this is not the good kind of lightning
the eureka of a magic spell
the charge of a dream made real

this is the bolt that sets fire to trees
it levels the forest
& blackens the earth

& all you can taste is aluminum & ash

bones warp & break
teeth grind up rust
tears stain the skull
oceans dry up

& all you can savor is ozone & dust

& every seat is the electric chair
but the execution is always flawed

Bookstacks

I read a lot of books at once. I mean, not all at the exact same time, I only have two eyes and one brain, it’s just…I skip around from book to book. Some books I zip through, others can take me months or years to finish as I leave them be for a bit and read something else. I used to reflect this with a list of anywhere from 5-10 or more books on my goodreads Currently Reading shelf, but I got tired of seeing the same titles on there for months at a time, feeling like there was pressure for me to finish them all, so I’ve mostly switched to just moving books from my To Read shelf to my Read shelf, from potential to finished.

Anyhoo, here are some of the books I’m currently making my way through:

More Tools of the Trade

I’ve talked about how I type most of what I write, but I still keep bound notebooks and make lots of notes (and write poetry) by hand. When it comes to typing, I’ve used the usual word processing programs for the most part (going all the way back to college, in the early days of Mac OS and Windows), until giving Scrivener a try a few years ago. I very much like how Scrivener works the way my mind works, nonlinear, in fragments, where you can collage together a story from bits and chunks, with folders for notes and inspirations. But despite that, I’ve never found Scrivener particularly intuitive and I’ve always felt like I needed to go through a number of tutorials and play around with it a lot to really get it to work the way I want it to–and when it comes to writing, I don’t want to have to learn how to use my tools, I just want to grab the tools that work and get to the actual writing.

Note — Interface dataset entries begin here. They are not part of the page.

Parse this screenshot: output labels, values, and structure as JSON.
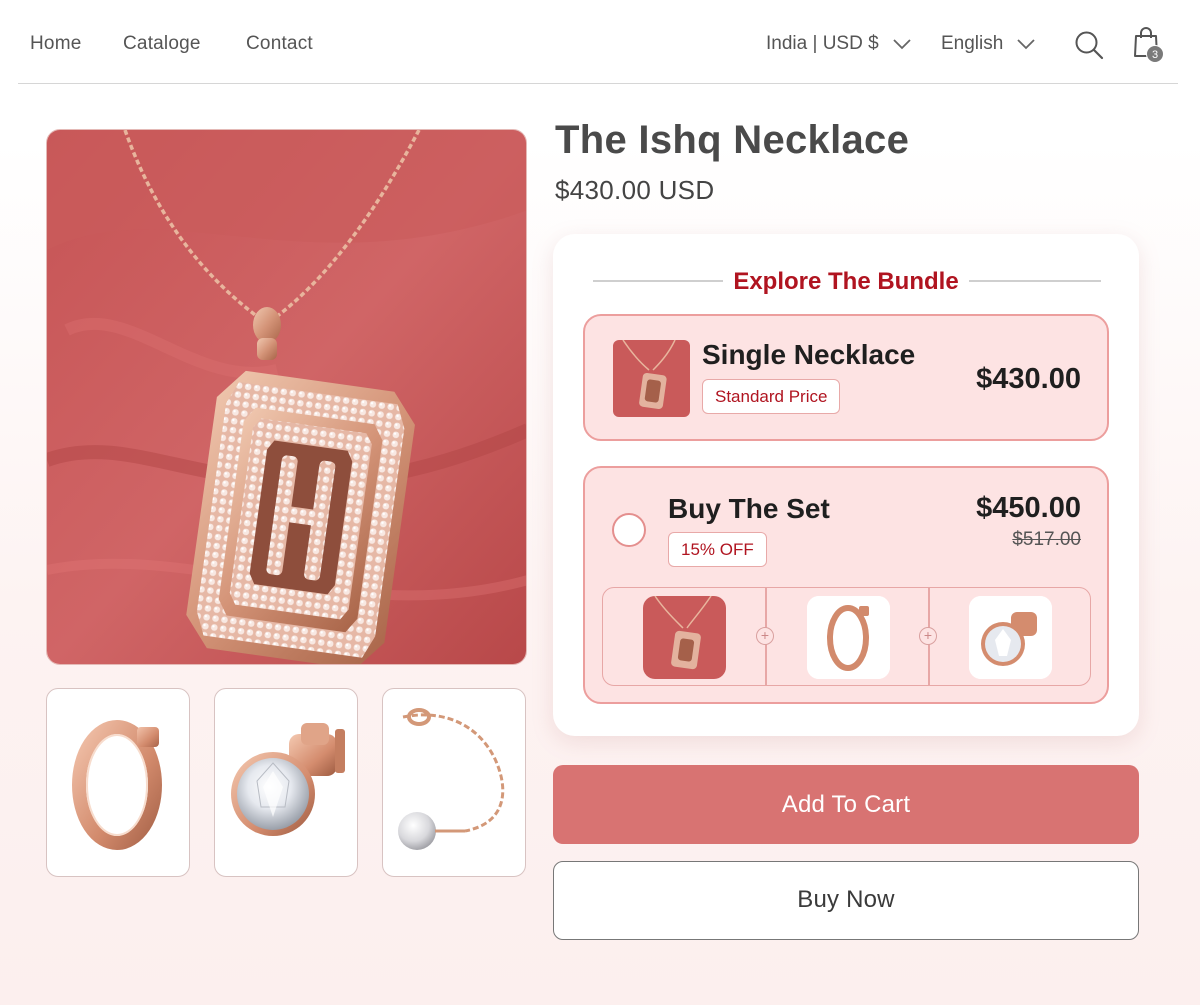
{
  "nav": {
    "links": [
      "Home",
      "Cataloge",
      "Contact"
    ],
    "region_selector": "India | USD $",
    "language_selector": "English",
    "cart_count": "3"
  },
  "icons": [
    "chevron-down-icon",
    "search-icon",
    "shopping-bag-icon",
    "plus-icon"
  ],
  "product": {
    "title": "The Ishq Necklace",
    "price": "$430.00 USD"
  },
  "bundle": {
    "heading": "Explore The Bundle",
    "single": {
      "name": "Single Necklace",
      "badge": "Standard Price",
      "price": "$430.00"
    },
    "set": {
      "name": "Buy The Set",
      "badge": "15% OFF",
      "price": "$450.00",
      "old_price": "$517.00"
    }
  },
  "buttons": {
    "add_to_cart": "Add To Cart",
    "buy_now": "Buy Now"
  },
  "colors": {
    "accent": "#d87372",
    "brand_red": "#b01420",
    "option_bg": "#fde3e3",
    "option_border": "#ec9e9d",
    "product_backdrop": "#c95a5a",
    "rose_gold": "#d59a7f"
  }
}
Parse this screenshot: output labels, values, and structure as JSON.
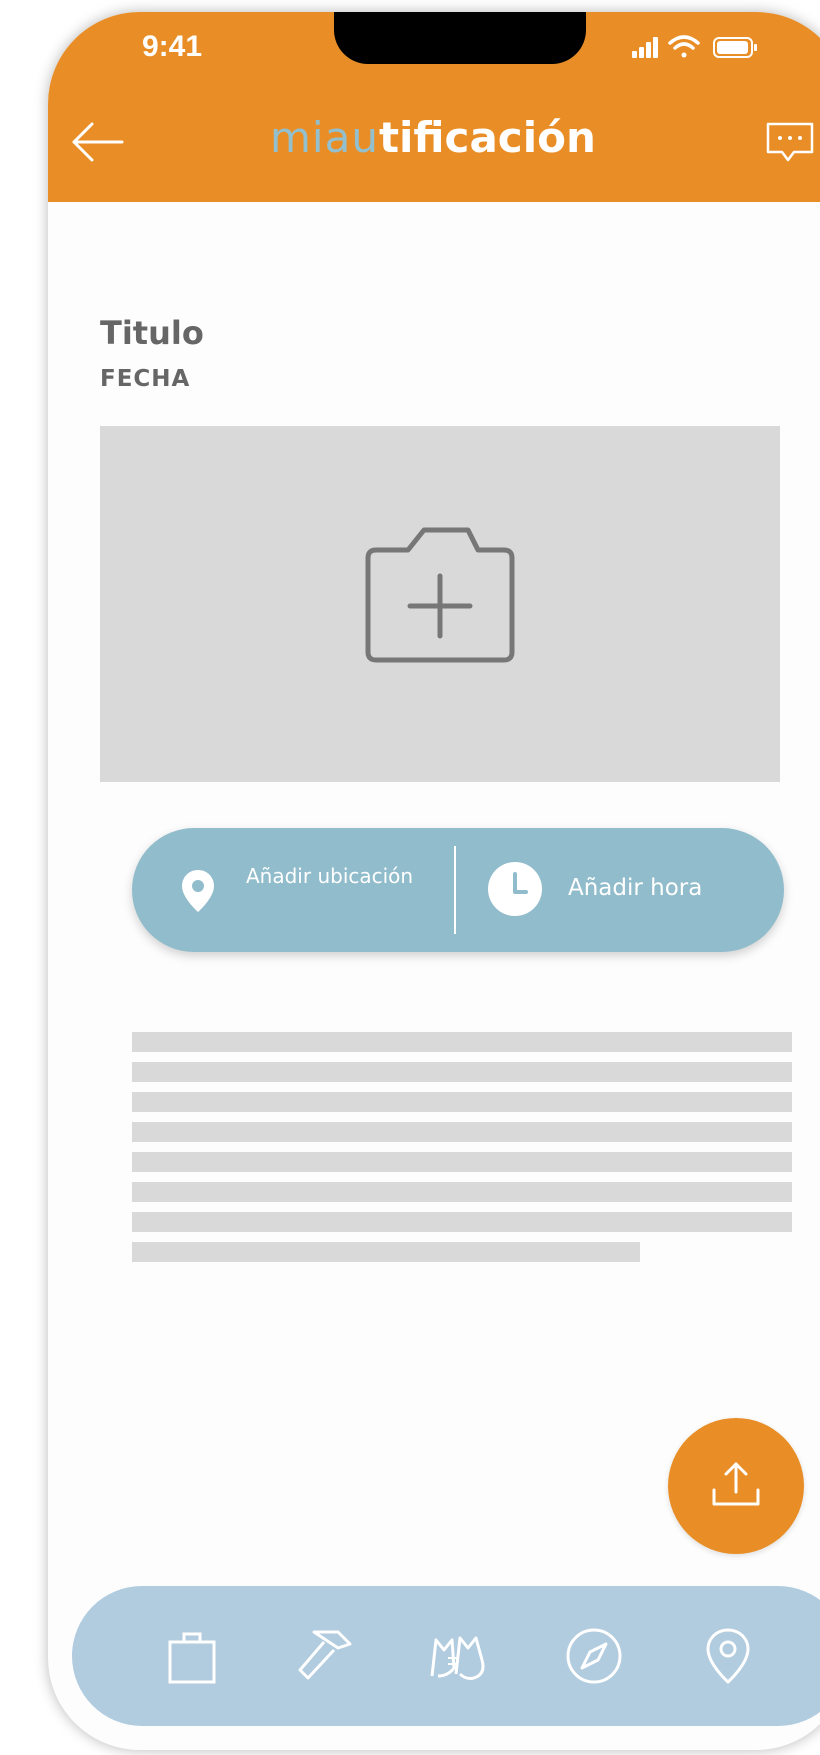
{
  "status_bar": {
    "time": "9:41"
  },
  "header": {
    "title_part1": "miau",
    "title_part2": "tificación"
  },
  "page": {
    "title": "Titulo",
    "date": "FECHA"
  },
  "actions": {
    "location_label": "Añadir ubicación",
    "time_label": "Añadir hora"
  },
  "icons": {
    "back": "arrow-left-icon",
    "chat": "chat-bubble-icon",
    "photo": "camera-plus-icon",
    "location": "map-pin-icon",
    "time": "clock-icon",
    "share": "upload-icon",
    "nav": [
      "shopping-bag-icon",
      "hammer-icon",
      "cats-icon",
      "compass-icon",
      "location-pin-icon"
    ]
  },
  "colors": {
    "header": "#E98E26",
    "accent_blue": "#91BCCB",
    "nav_bar": "#B1CBDF",
    "placeholder": "#D9D9D9",
    "text": "#666666"
  }
}
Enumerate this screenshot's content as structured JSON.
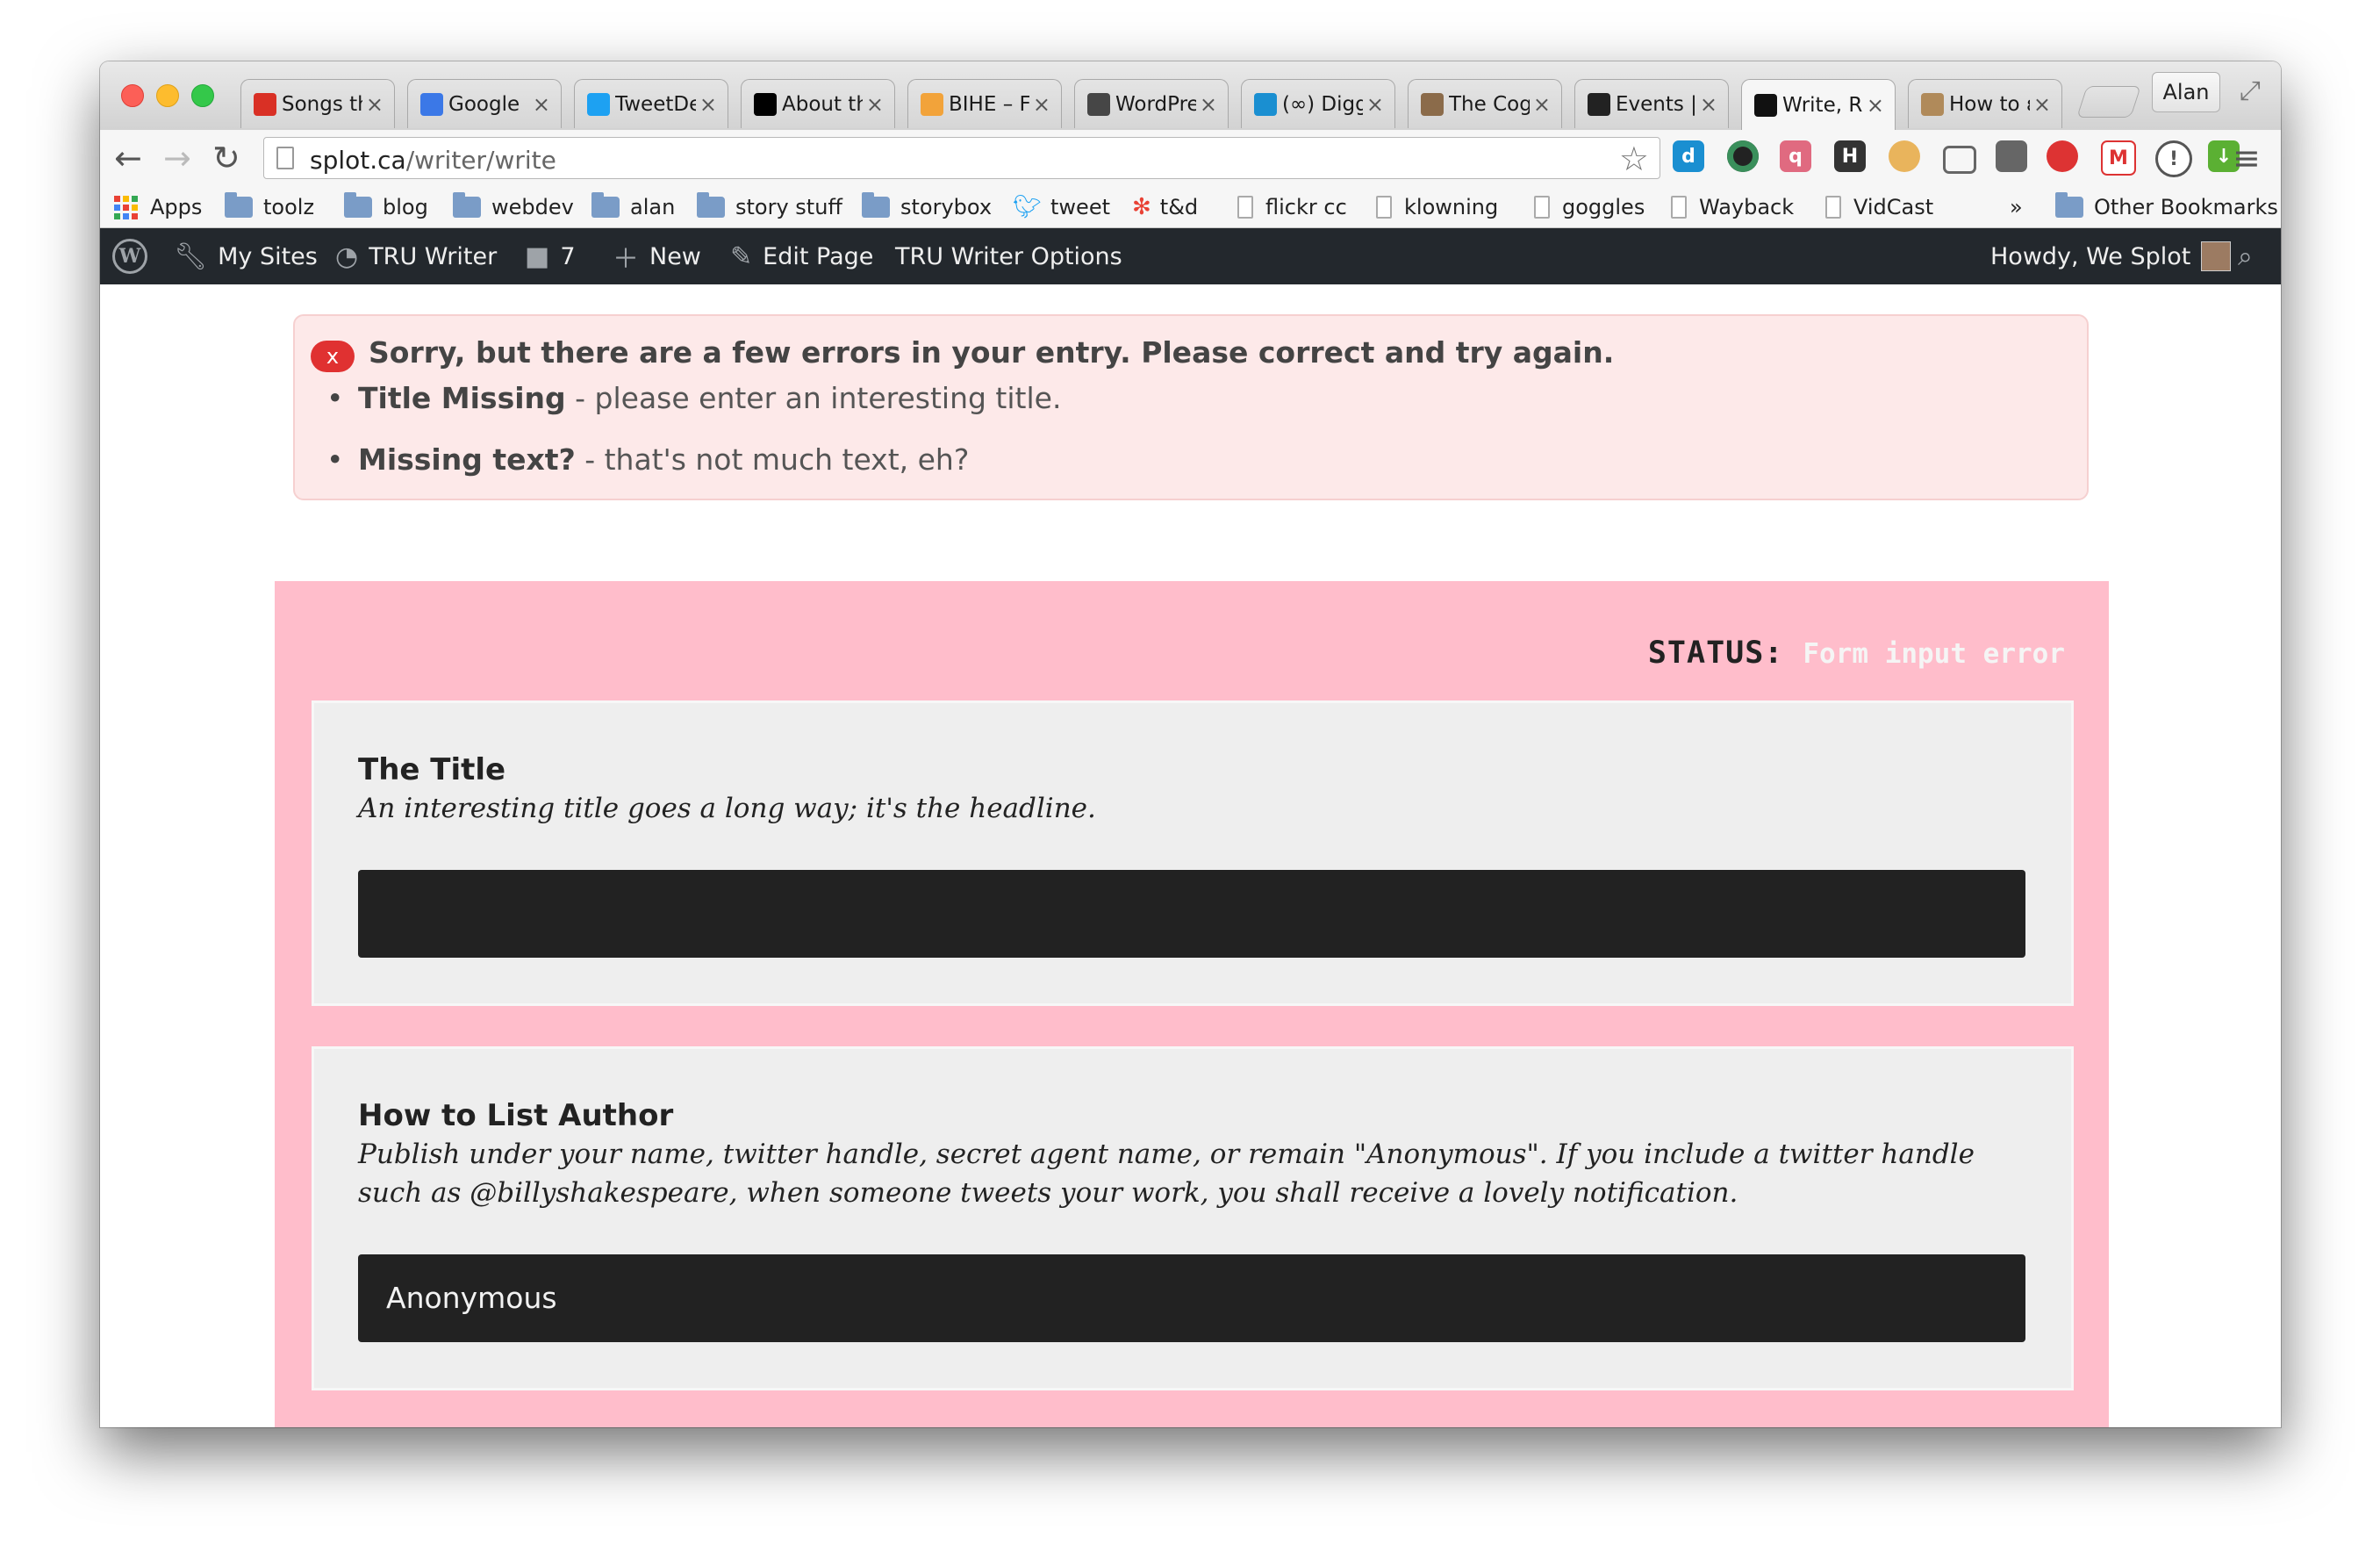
{
  "browser": {
    "tabs": [
      {
        "title": "Songs th",
        "icon": "gmail-icon",
        "color": "#d93025"
      },
      {
        "title": "Google",
        "icon": "google-sites-icon",
        "color": "#3b78e7"
      },
      {
        "title": "TweetDe",
        "icon": "twitter-bird-icon",
        "color": "#1da1f2"
      },
      {
        "title": "About th",
        "icon": "edu-icon",
        "color": "#000000"
      },
      {
        "title": "BIHE – F",
        "icon": "bihe-icon",
        "color": "#f2a33a"
      },
      {
        "title": "WordPre",
        "icon": "wordpress-icon",
        "color": "#464646"
      },
      {
        "title": "(∞) Digg",
        "icon": "digg-icon",
        "color": "#1a8fd1"
      },
      {
        "title": "The Cog",
        "icon": "cog-avatar-icon",
        "color": "#8b6b4a"
      },
      {
        "title": "Events |",
        "icon": "camera-icon",
        "color": "#222222"
      },
      {
        "title": "Write, R",
        "icon": "splot-icon",
        "color": "#111111",
        "active": true
      },
      {
        "title": "How to ε",
        "icon": "howto-icon",
        "color": "#b08a5a"
      }
    ],
    "profile_name": "Alan",
    "url_host": "splot.ca",
    "url_path": "/writer/write",
    "bookmarks": [
      {
        "label": "Apps",
        "type": "apps"
      },
      {
        "label": "toolz",
        "type": "folder"
      },
      {
        "label": "blog",
        "type": "folder"
      },
      {
        "label": "webdev",
        "type": "folder"
      },
      {
        "label": "alan",
        "type": "folder"
      },
      {
        "label": "story stuff",
        "type": "folder"
      },
      {
        "label": "storybox",
        "type": "folder"
      },
      {
        "label": "tweet",
        "type": "twitter"
      },
      {
        "label": "t&d",
        "type": "td"
      },
      {
        "label": "flickr cc",
        "type": "page"
      },
      {
        "label": "klowning",
        "type": "page"
      },
      {
        "label": "goggles",
        "type": "page"
      },
      {
        "label": "Wayback",
        "type": "page"
      },
      {
        "label": "VidCast",
        "type": "page"
      }
    ],
    "bookmarks_overflow": "»",
    "other_bookmarks": "Other Bookmarks"
  },
  "admin_bar": {
    "my_sites": "My Sites",
    "site_name": "TRU Writer",
    "comments_count": "7",
    "new": "New",
    "edit_page": "Edit Page",
    "writer_options": "TRU Writer Options",
    "howdy": "Howdy, We Splot"
  },
  "errors": {
    "badge": "x",
    "heading": "Sorry, but there are a few errors in your entry. Please correct and try again.",
    "items": [
      {
        "strong": "Title Missing",
        "text": " - please enter an interesting title."
      },
      {
        "strong": "Missing text?",
        "text": " - that's not much text, eh?"
      }
    ]
  },
  "form": {
    "status_label": "STATUS:",
    "status_value": "Form input error",
    "title_field": {
      "label": "The Title",
      "help": "An interesting title goes a long way; it's the headline.",
      "value": ""
    },
    "author_field": {
      "label": "How to List Author",
      "help": "Publish under your name, twitter handle, secret agent name, or remain \"Anonymous\". If you include a twitter handle such as @billyshakespeare, when someone tweets your work, you shall receive a lovely notification.",
      "value": "Anonymous"
    }
  },
  "colors": {
    "form_background": "#ffbdcb",
    "error_background": "#fde9e9",
    "error_badge": "#e03131",
    "input_background": "#222222",
    "admin_bar": "#23282d"
  }
}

For the past 10 years, my different library jobs have required me to work from at least two different computers, often in different buildings. I used to carry flash drives with documents I was working on so I could take work from one computer to another, which was kind of a pain…until Google Docs came along and I could simply sign into Google from whatever PC I was using and do my work. And that naturally translated to my personal writing as well. I’ve been using Google Docs for so long, I’m more comfortable using that than anything else. And now I use Google Drive for pretty much all of the creative work that I don’t do by hand. (Continued)